[Start of section]

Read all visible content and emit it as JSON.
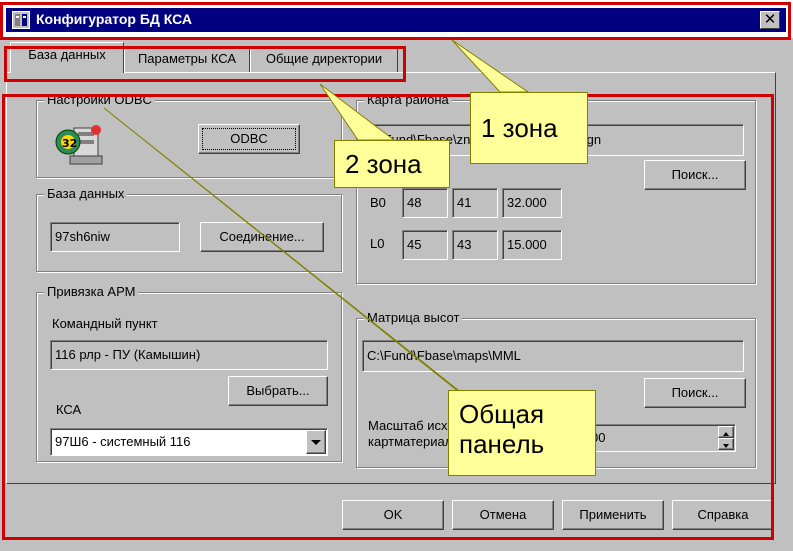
{
  "window": {
    "title": "Конфигуратор БД КСА",
    "close_glyph": "✕"
  },
  "tabs": [
    {
      "label": "База данных",
      "active": true
    },
    {
      "label": "Параметры КСА",
      "active": false
    },
    {
      "label": "Общие директории",
      "active": false
    }
  ],
  "odbc": {
    "group_label": "Настройки ODBC",
    "button_label": "ODBC",
    "icon": "odbc-config-icon"
  },
  "database": {
    "group_label": "База данных",
    "value": "97sh6niw",
    "connect_button": "Соединение..."
  },
  "arm": {
    "group_label": "Привязка АРМ",
    "command_post_label": "Командный пункт",
    "command_post_value": "116 рлр - ПУ (Камышин)",
    "select_button": "Выбрать...",
    "ksa_label": "КСА",
    "ksa_value": "97Ш6 - системный 116"
  },
  "region_map": {
    "group_label": "Карта района",
    "path": "C:\\Fund\\Fbase\\znamensk\\znamensk.rgn",
    "search_button": "Поиск...",
    "b0_label": "B0",
    "b0": [
      "48",
      "41",
      "32.000"
    ],
    "l0_label": "L0",
    "l0": [
      "45",
      "43",
      "15.000"
    ]
  },
  "height_matrix": {
    "group_label": "Матрица высот",
    "path": "C:\\Fund\\Fbase\\maps\\MML",
    "search_button": "Поиск...",
    "scale_label_line1": "Масштаб исходного",
    "scale_label_line2": "картматериала",
    "scale_value": "00"
  },
  "footer": {
    "ok": "OK",
    "cancel": "Отмена",
    "apply": "Применить",
    "help": "Справка"
  },
  "annotations": {
    "zone1": "1 зона",
    "zone2": "2 зона",
    "panel_line1": "Общая",
    "panel_line2": "панель",
    "accent_color": "#d00000",
    "callout_color": "#ffff99"
  }
}
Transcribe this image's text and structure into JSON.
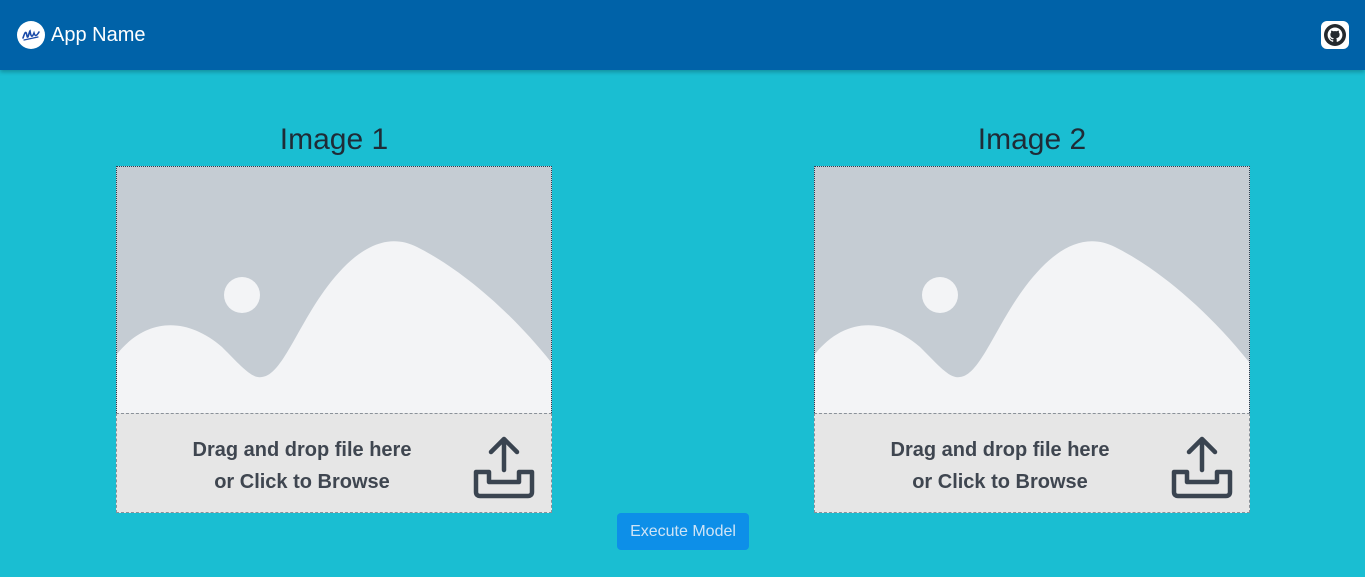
{
  "app": {
    "name": "App Name",
    "logo_icon": "signature-logo-icon",
    "github_icon": "github-icon"
  },
  "colors": {
    "navbar": "#0062a8",
    "background": "#1abed2",
    "button": "#0d8fe8",
    "dropzone": "#e6e6e6",
    "placeholder_sky": "#c5ccd3",
    "placeholder_hills": "#f3f4f6"
  },
  "panels": [
    {
      "title": "Image 1",
      "placeholder_icon": "image-placeholder-icon",
      "dropzone": {
        "line1": "Drag and drop file here",
        "line2": "or Click to Browse",
        "icon": "upload-icon"
      }
    },
    {
      "title": "Image 2",
      "placeholder_icon": "image-placeholder-icon",
      "dropzone": {
        "line1": "Drag and drop file here",
        "line2": "or Click to Browse",
        "icon": "upload-icon"
      }
    }
  ],
  "actions": {
    "execute_label": "Execute Model"
  }
}
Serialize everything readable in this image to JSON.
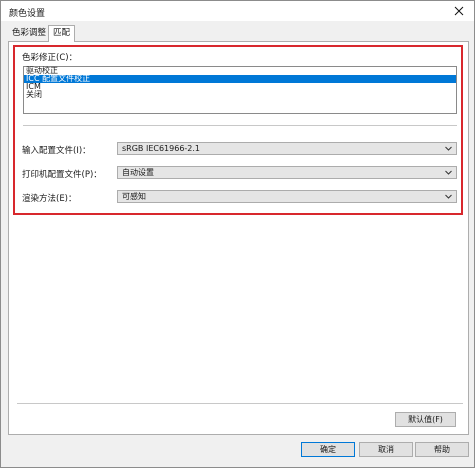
{
  "window": {
    "title": "颜色设置"
  },
  "tabs": [
    {
      "label": "色彩调整"
    },
    {
      "label": "匹配"
    }
  ],
  "matching": {
    "color_correction_label": "色彩修正(C)：",
    "color_correction_options": [
      "驱动校正",
      "ICC 配置文件校正",
      "ICM",
      "关闭"
    ],
    "color_correction_selected": "ICC 配置文件校正",
    "input_profile_label": "输入配置文件(I)：",
    "input_profile_value": "sRGB IEC61966-2.1",
    "printer_profile_label": "打印机配置文件(P)：",
    "printer_profile_value": "自动设置",
    "rendering_intent_label": "渲染方法(E)：",
    "rendering_intent_value": "可感知"
  },
  "panel_buttons": {
    "defaults": "默认值(F)"
  },
  "dialog_buttons": {
    "ok": "确定",
    "cancel": "取消",
    "help": "帮助"
  },
  "colors": {
    "highlight_frame": "#d8282d",
    "selection": "#0078d7"
  },
  "icons": {
    "close": "close-icon",
    "dropdown": "chevron-down-icon"
  }
}
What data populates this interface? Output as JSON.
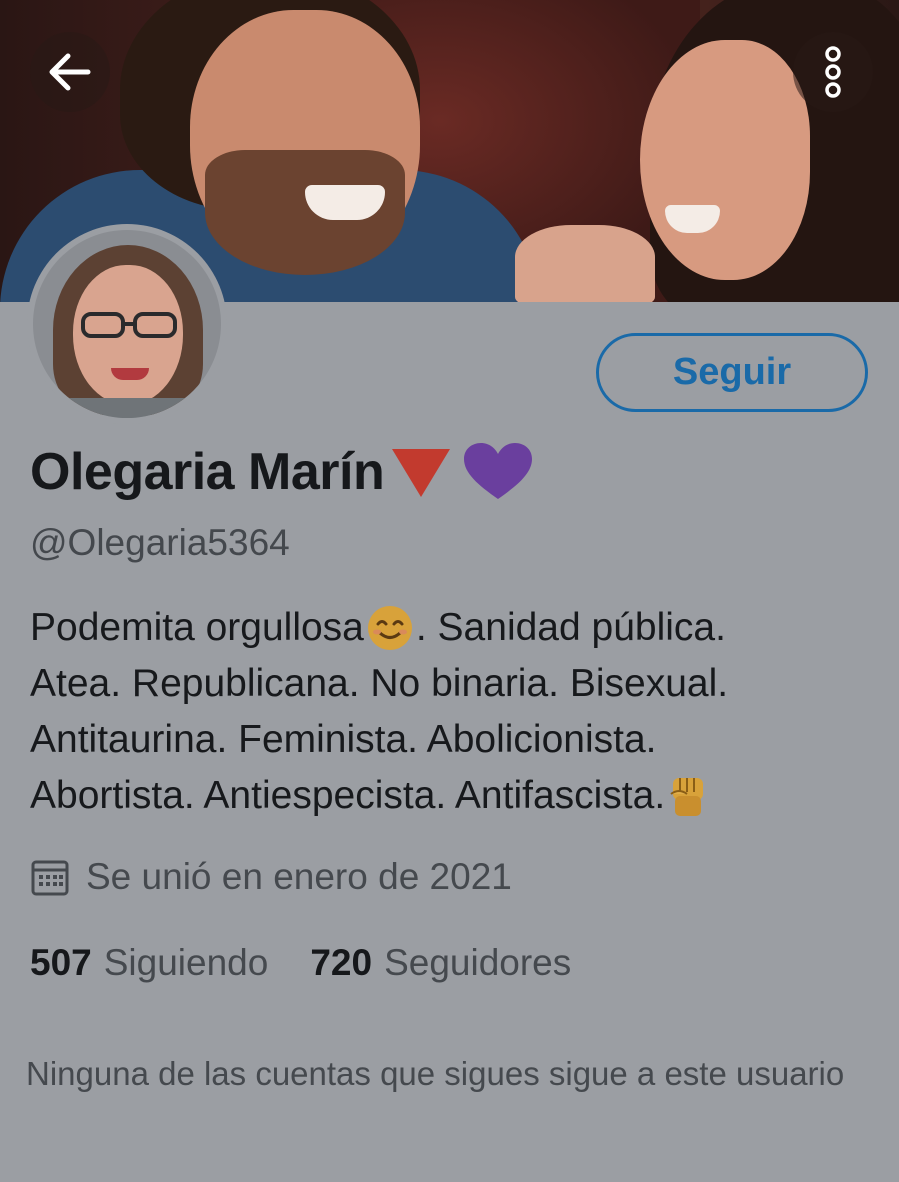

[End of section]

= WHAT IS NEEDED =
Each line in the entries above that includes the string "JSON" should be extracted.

= TASK RESULT =
Read all visible content and emit it as JSON.
Transcribe this image's text and structure into JSON.
Serialize everything readable in this image to JSON.
What data populates this interface? Output as JSON.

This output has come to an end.